→ **Task item**
Read the entries that follow and give each one again precisely.

**** Data for this exercise ****

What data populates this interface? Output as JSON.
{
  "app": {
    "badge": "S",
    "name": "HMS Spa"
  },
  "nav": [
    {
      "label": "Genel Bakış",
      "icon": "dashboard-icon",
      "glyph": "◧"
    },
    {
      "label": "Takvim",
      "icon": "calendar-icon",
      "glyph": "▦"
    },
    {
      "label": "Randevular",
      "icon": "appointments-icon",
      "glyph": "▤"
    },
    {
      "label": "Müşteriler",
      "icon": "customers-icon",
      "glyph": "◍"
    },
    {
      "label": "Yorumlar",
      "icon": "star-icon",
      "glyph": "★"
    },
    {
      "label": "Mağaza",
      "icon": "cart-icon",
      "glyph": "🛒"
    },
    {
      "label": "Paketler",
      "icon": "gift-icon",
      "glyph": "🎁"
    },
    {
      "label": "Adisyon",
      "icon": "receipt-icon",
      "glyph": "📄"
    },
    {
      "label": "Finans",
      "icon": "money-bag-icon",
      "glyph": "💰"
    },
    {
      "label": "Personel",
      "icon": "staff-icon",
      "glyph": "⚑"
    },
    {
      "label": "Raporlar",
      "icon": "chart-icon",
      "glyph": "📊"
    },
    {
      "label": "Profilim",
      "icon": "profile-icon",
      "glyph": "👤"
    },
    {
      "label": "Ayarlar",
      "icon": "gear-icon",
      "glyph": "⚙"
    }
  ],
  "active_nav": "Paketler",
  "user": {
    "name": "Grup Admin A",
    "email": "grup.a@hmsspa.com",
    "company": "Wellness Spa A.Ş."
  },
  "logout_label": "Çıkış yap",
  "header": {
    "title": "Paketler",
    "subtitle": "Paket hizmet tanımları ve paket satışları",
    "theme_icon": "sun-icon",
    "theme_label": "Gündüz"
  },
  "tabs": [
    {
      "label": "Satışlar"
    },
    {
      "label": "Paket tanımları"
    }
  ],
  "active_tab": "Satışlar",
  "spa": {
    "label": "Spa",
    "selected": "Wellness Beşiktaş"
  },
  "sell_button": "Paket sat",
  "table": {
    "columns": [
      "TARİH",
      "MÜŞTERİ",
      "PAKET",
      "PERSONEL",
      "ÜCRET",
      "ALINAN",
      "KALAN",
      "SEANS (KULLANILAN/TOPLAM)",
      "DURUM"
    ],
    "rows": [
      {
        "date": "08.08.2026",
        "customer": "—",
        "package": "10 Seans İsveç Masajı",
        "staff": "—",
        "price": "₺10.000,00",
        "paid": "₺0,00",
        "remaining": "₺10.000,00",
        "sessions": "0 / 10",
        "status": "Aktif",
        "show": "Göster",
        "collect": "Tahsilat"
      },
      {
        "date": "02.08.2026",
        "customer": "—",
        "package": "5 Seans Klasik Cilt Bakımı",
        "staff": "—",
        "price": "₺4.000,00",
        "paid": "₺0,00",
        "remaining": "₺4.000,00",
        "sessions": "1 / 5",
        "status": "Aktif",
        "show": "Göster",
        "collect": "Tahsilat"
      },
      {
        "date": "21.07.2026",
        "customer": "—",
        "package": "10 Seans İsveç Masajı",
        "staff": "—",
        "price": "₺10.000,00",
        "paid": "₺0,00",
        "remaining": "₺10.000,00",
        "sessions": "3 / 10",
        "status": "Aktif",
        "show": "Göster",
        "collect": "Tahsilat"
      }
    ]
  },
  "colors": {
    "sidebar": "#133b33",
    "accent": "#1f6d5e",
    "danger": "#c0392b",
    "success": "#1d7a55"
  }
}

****

→ **Solution to the problem**
What data populates this interface? Output as JSON.
{
  "app": {
    "badge": "S",
    "name": "HMS Spa"
  },
  "nav": [
    {
      "label": "Genel Bakış",
      "icon": "dashboard-icon",
      "glyph": "◧"
    },
    {
      "label": "Takvim",
      "icon": "calendar-icon",
      "glyph": "▦"
    },
    {
      "label": "Randevular",
      "icon": "appointments-icon",
      "glyph": "▤"
    },
    {
      "label": "Müşteriler",
      "icon": "customers-icon",
      "glyph": "◍"
    },
    {
      "label": "Yorumlar",
      "icon": "star-icon",
      "glyph": "★"
    },
    {
      "label": "Mağaza",
      "icon": "cart-icon",
      "glyph": "🛒"
    },
    {
      "label": "Paketler",
      "icon": "gift-icon",
      "glyph": "🎁"
    },
    {
      "label": "Adisyon",
      "icon": "receipt-icon",
      "glyph": "📄"
    },
    {
      "label": "Finans",
      "icon": "money-bag-icon",
      "glyph": "💰"
    },
    {
      "label": "Personel",
      "icon": "staff-icon",
      "glyph": "⚑"
    },
    {
      "label": "Raporlar",
      "icon": "chart-icon",
      "glyph": "📊"
    },
    {
      "label": "Profilim",
      "icon": "profile-icon",
      "glyph": "👤"
    },
    {
      "label": "Ayarlar",
      "icon": "gear-icon",
      "glyph": "⚙"
    }
  ],
  "active_nav": "Paketler",
  "user": {
    "name": "Grup Admin A",
    "email": "grup.a@hmsspa.com",
    "company": "Wellness Spa A.Ş."
  },
  "logout_label": "Çıkış yap",
  "header": {
    "title": "Paketler",
    "subtitle": "Paket hizmet tanımları ve paket satışları",
    "theme_icon": "sun-icon",
    "theme_label": "Gündüz"
  },
  "tabs": [
    {
      "label": "Satışlar"
    },
    {
      "label": "Paket tanımları"
    }
  ],
  "active_tab": "Satışlar",
  "spa": {
    "label": "Spa",
    "selected": "Wellness Beşiktaş"
  },
  "sell_button": "Paket sat",
  "table": {
    "columns": [
      "TARİH",
      "MÜŞTERİ",
      "PAKET",
      "PERSONEL",
      "ÜCRET",
      "ALINAN",
      "KALAN",
      "SEANS (KULLANILAN/TOPLAM)",
      "DURUM"
    ],
    "rows": [
      {
        "date": "08.08.2026",
        "customer": "—",
        "package": "10 Seans İsveç Masajı",
        "staff": "—",
        "price": "₺10.000,00",
        "paid": "₺0,00",
        "remaining": "₺10.000,00",
        "sessions": "0 / 10",
        "status": "Aktif",
        "show": "Göster",
        "collect": "Tahsilat"
      },
      {
        "date": "02.08.2026",
        "customer": "—",
        "package": "5 Seans Klasik Cilt Bakımı",
        "staff": "—",
        "price": "₺4.000,00",
        "paid": "₺0,00",
        "remaining": "₺4.000,00",
        "sessions": "1 / 5",
        "status": "Aktif",
        "show": "Göster",
        "collect": "Tahsilat"
      },
      {
        "date": "21.07.2026",
        "customer": "—",
        "package": "10 Seans İsveç Masajı",
        "staff": "—",
        "price": "₺10.000,00",
        "paid": "₺0,00",
        "remaining": "₺10.000,00",
        "sessions": "3 / 10",
        "status": "Aktif",
        "show": "Göster",
        "collect": "Tahsilat"
      }
    ]
  },
  "colors": {
    "sidebar": "#133b33",
    "accent": "#1f6d5e",
    "danger": "#c0392b",
    "success": "#1d7a55"
  }
}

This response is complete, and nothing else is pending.